Disinfection in Shipping
Cruise ships can be extremely contagious centres for the spread of diseases and infections. This is why ship sanitation continues to be a critical issue, even with increased hygiene on ships.
In the mid-1970s, there were several outbreaks of acute gastroenteritis onboard cruise ships, leading to significant improvements in sanitary practices on board American cruise ships.
More recent mass recordings gastroenteritis symptoms on cruise ships have been linked to norovirus, involving complex patterns of transmission.
Then there are the outbreaks of Covid-19 on cruise ships, and the implications these have for ship sanitation.
Ships need to follow clear and rigorous cleaning and disinfecting procedures and processes, which should include the use of a proven cruise ship disinfectant.
What are the Hygiene Risks Onboard Ships?
On 1 February 2020, one passenger who had disembarked from the Diamond Princess in Hong Kong tested positive for Covid-19. Over 700 people onboard the cruise ship became infected over the next month.
The most serious challenge onboard ships is from infectious diseases. As we have highlighted above, illnesses from viruses can spread rapidly and widely in the confined environment of a cruise ship.
Another element often present in cruise ships is an elderly population of passengers. This can accentuate the risk from the spread of infectious diseases.
Another source of illness on cruise ships is food poisoning. This can be down to poor hygiene standards in food preparation onboard, or from infected food supplies begin taken onto the ship.
The Food Safety (Ships and Aircraft) Order 2003 applies the same regulatory regime to ships as applies to food premises based on shore. This covers various aspects, such as management and stock control systems, food storage and preparation equipment, food temperature control and pest control.
Drinking water can be a source of disease and illness onboard cruise ships. This may be down to the integrity of a ship’s initial supply, or to water storage and distribution systems onboard a vessel.
Finally there is environmental hygiene on ships to consider. This covers a range of elements including facilities such as bathrooms, saunas, swimming pools and laundries.
For ships to stay as free from contagious diseases and potentially dangerous bacteria as possible, they need to follow clear procedures, and legal guidelines in hygiene legislation.
What is the Hygiene Legislation for Ships?
The legislation covering food safety on ships is the Food Safety (Ships and Aircraft) Order 2003 (see above).
There is also a Government consultation, Health Protection (Ships and Aircraft) Regulations for amending the Public Health (Control of Disease) Act 1984.
The aim has been to update the health protection and powers duties for use in England’s ports. The original port health regulations were made in 1979.
The regulations allow for risk assessments, including inspections of ships’ health measures, including disinfection and decontamination.
Since the Covid-19 global outbreak, the Government has issued guidance for shipping and sea ports.

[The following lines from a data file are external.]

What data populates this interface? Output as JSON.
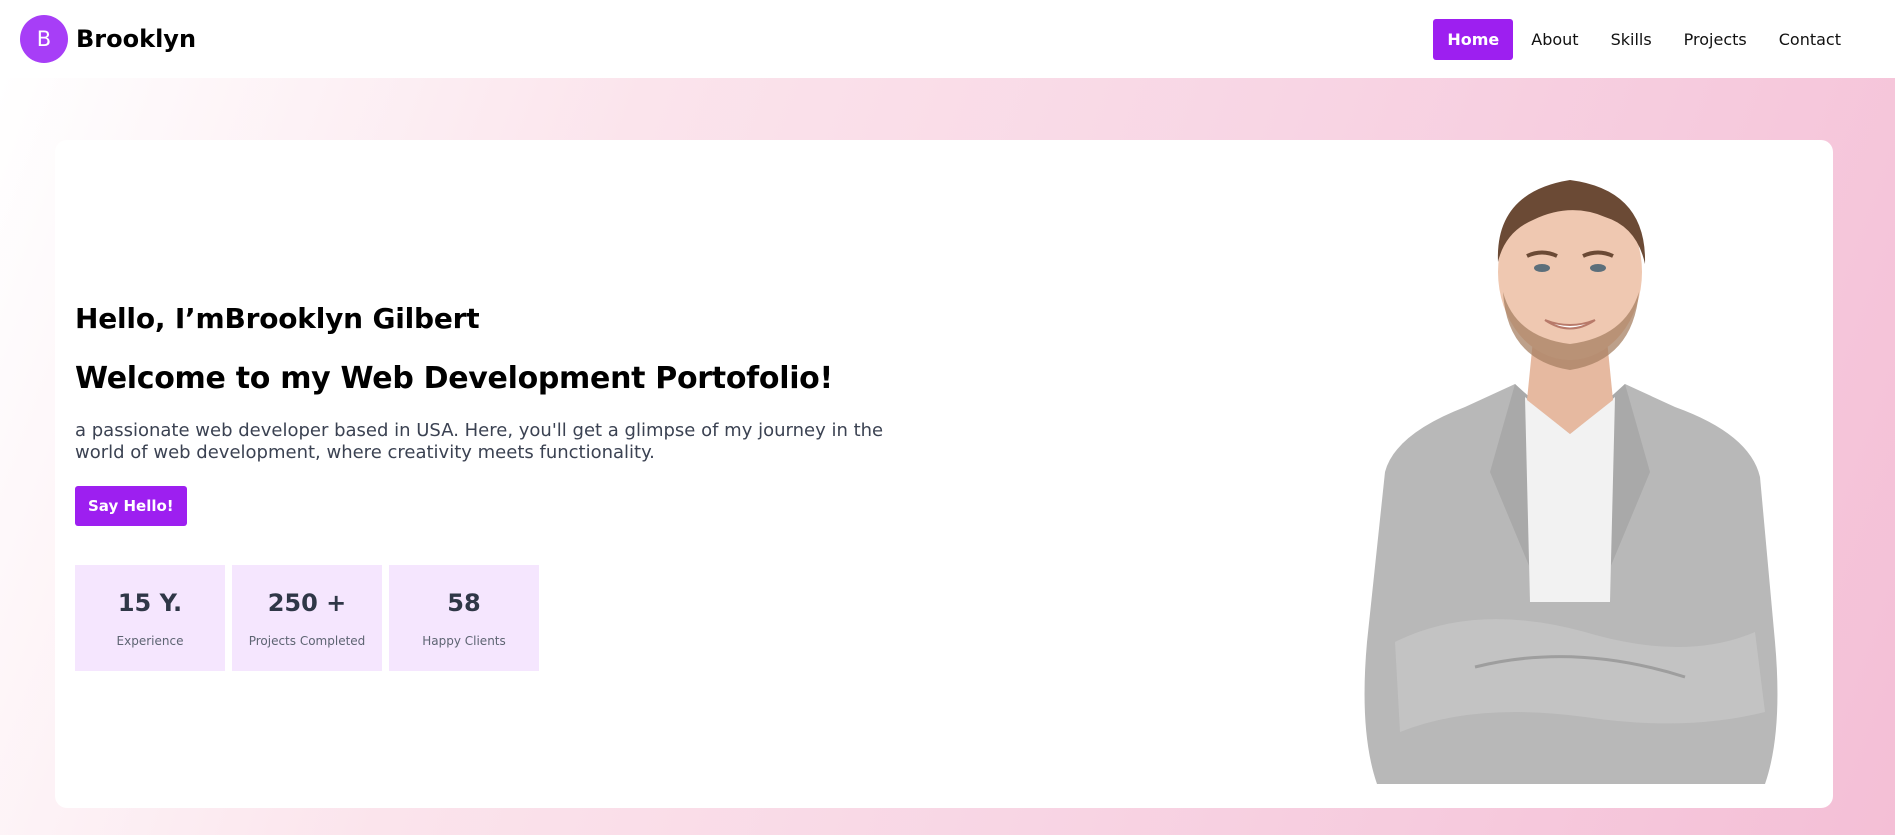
{
  "header": {
    "logo_letter": "B",
    "brand": "Brooklyn",
    "nav": [
      {
        "label": "Home",
        "active": true
      },
      {
        "label": "About",
        "active": false
      },
      {
        "label": "Skills",
        "active": false
      },
      {
        "label": "Projects",
        "active": false
      },
      {
        "label": "Contact",
        "active": false
      }
    ]
  },
  "hero": {
    "hello": "Hello, I’mBrooklyn Gilbert",
    "welcome": "Welcome to my Web Development Portofolio!",
    "tagline": "a passionate web developer based in USA. Here, you'll get a glimpse of my journey in the world of web development, where creativity meets functionality.",
    "cta_label": "Say Hello!",
    "stats": [
      {
        "value": "15 Y.",
        "label": "Experience"
      },
      {
        "value": "250 +",
        "label": "Projects Completed"
      },
      {
        "value": "58",
        "label": "Happy Clients"
      }
    ],
    "portrait": "man-in-grey-blazer-arms-crossed-photo"
  },
  "colors": {
    "accent": "#9d1ff0",
    "logo": "#a73ef7",
    "stat_bg": "#f5e6fe",
    "gradient_end": "#f4bfd6"
  }
}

In this guidance, it emphasises the importance of preventative measures, which include pre-boarding assessments of crew and passengers, use of PPE and face coverings, and the frequent cleaning and disinfection of objects and surfaces.

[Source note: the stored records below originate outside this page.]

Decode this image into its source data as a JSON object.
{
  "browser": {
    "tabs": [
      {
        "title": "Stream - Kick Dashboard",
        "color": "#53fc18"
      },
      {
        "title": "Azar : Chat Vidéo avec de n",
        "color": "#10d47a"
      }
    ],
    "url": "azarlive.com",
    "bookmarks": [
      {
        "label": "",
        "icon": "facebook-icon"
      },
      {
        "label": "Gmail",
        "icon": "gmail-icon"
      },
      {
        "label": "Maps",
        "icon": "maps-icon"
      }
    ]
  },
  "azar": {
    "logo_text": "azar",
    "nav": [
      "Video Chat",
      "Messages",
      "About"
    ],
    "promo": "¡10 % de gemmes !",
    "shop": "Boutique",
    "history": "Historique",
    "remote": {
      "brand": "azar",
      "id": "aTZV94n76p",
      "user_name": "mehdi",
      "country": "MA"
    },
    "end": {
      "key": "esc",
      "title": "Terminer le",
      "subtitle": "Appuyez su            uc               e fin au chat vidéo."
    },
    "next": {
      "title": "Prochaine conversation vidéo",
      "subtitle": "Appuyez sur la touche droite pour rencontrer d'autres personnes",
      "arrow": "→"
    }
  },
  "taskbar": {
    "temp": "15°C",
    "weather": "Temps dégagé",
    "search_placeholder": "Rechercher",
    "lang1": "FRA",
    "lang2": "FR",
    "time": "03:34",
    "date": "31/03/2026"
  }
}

Another consideration for ships is what materials they use for cleaning, as there are regulations for the prevention of pollution from what ships discharge.
These come under MARPOL (the International Convention for the Prevention of Pollution from Ships). Annex 5 regulates the prevention of pollution by garbage from ships.

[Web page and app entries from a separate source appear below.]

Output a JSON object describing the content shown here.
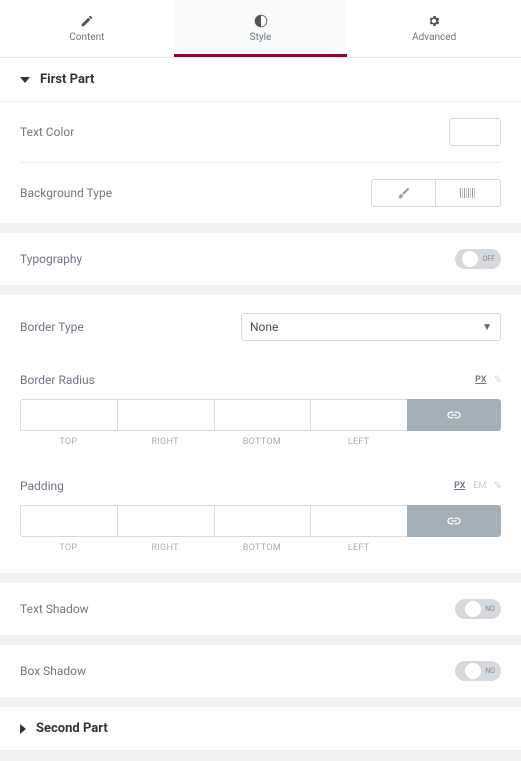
{
  "tabs": {
    "content": "Content",
    "style": "Style",
    "advanced": "Advanced"
  },
  "sections": {
    "first": "First Part",
    "second": "Second Part"
  },
  "labels": {
    "text_color": "Text Color",
    "bg_type": "Background Type",
    "typography": "Typography",
    "border_type": "Border Type",
    "border_radius": "Border Radius",
    "padding": "Padding",
    "text_shadow": "Text Shadow",
    "box_shadow": "Box Shadow"
  },
  "border_type_value": "None",
  "toggle": {
    "off": "OFF",
    "no": "NO"
  },
  "units": {
    "px": "PX",
    "em": "EM",
    "pct": "%"
  },
  "positions": {
    "top": "TOP",
    "right": "RIGHT",
    "bottom": "BOTTOM",
    "left": "LEFT"
  },
  "border_radius_vals": {
    "top": "",
    "right": "",
    "bottom": "",
    "left": ""
  },
  "padding_vals": {
    "top": "",
    "right": "",
    "bottom": "",
    "left": ""
  }
}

Suggested Procedures for Cleaning and Disinfecting
Since the pandemic, the whole issue of cleaning and disinfecting ships has become more prominent and urgent.
There are various recommendations from the EU’s Healthy Gateways joint action initiative.
It emphasises the importance of cleaning and disinfecting surfaces to help prevent transmission of diseases.
It recommends that all areas of a ship should be cleaned and disinfected, and that this should involve materials that are effective against viruses.
For this, the answer is to use antimicrobial agents, and to use them according to manufacturers’ instructions.
Along with routine, rigorous cleaning of toilet and washing facilities, there should be regular cleaning and disinfection of surfaces that people touch frequently. This includes doorknobs, chairs, armrests, table tops and light switches.
Waste management involves treating any infectious waste (from a cabin or area where someone has been infected) separately from normal waste, sealing it safely in plastic bags.
Food preparation areas need thorough disinfecting, as do food utensils.
Water supplies should be treated with a disinfectant that enables them to be safe for human consumption.
How and Where Can You Use Oxyl-Pro?
Oxyl-Pro is a highly effective disinfectant that is made using hydrogen peroxide stabilised by food-safe ingredients.
It is an ideal solution for use as a cruise ship disinfectant, as it has a variety of different applications:
- It is an effective water treatment for disinfecting ships’ water supplies, including removing biofilm from pipework
- Oxyl-Pro will clean and disinfect hard surfaces
- It can be used as a fogging disinfectant for rooms.
Oxyl-Pro is extremely effective against bacterial infections such as e-coli, salmonella, listeria and legionella.
There are no discharge restrictions for its onboard use, under MARPOL.